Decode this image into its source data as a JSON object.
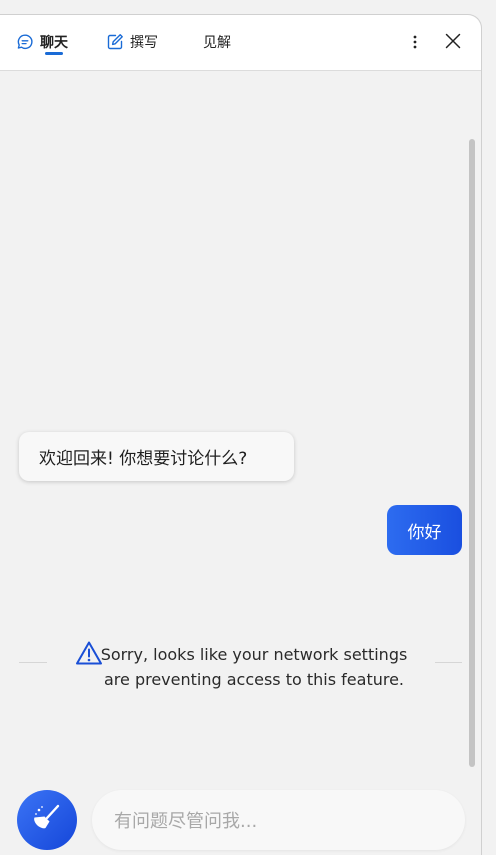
{
  "header": {
    "tabs": [
      {
        "label": "聊天",
        "icon": "chat-bubble-icon",
        "active": true
      },
      {
        "label": "撰写",
        "icon": "edit-icon",
        "active": false
      },
      {
        "label": "见解",
        "icon": "",
        "active": false
      }
    ],
    "more_icon": "more-vertical-icon",
    "close_icon": "close-icon"
  },
  "chat": {
    "messages": [
      {
        "role": "assistant",
        "text": "欢迎回来! 你想要讨论什么?"
      },
      {
        "role": "user",
        "text": "你好"
      }
    ],
    "notice": {
      "icon": "warning-icon",
      "text": "Sorry, looks like your network settings are preventing access to this feature."
    }
  },
  "composer": {
    "clear_icon": "broom-icon",
    "placeholder": "有问题尽管问我..."
  },
  "colors": {
    "accent": "#1a6bd6",
    "user_bubble": "#2d6cf0",
    "background": "#f2f2f2"
  }
}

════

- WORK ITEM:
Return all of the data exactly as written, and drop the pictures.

- RESPONSE AREA:
Decode this image into its source data as a JSON object.
{
  "header": {
    "tabs": [
      {
        "label": "聊天",
        "icon": "chat-bubble-icon",
        "active": true
      },
      {
        "label": "撰写",
        "icon": "edit-icon",
        "active": false
      },
      {
        "label": "见解",
        "icon": "",
        "active": false
      }
    ],
    "more_icon": "more-vertical-icon",
    "close_icon": "close-icon"
  },
  "chat": {
    "messages": [
      {
        "role": "assistant",
        "text": "欢迎回来! 你想要讨论什么?"
      },
      {
        "role": "user",
        "text": "你好"
      }
    ],
    "notice": {
      "icon": "warning-icon",
      "text": "Sorry, looks like your network settings are preventing access to this feature."
    }
  },
  "composer": {
    "clear_icon": "broom-icon",
    "placeholder": "有问题尽管问我..."
  },
  "colors": {
    "accent": "#1a6bd6",
    "user_bubble": "#2d6cf0",
    "background": "#f2f2f2"
  }
}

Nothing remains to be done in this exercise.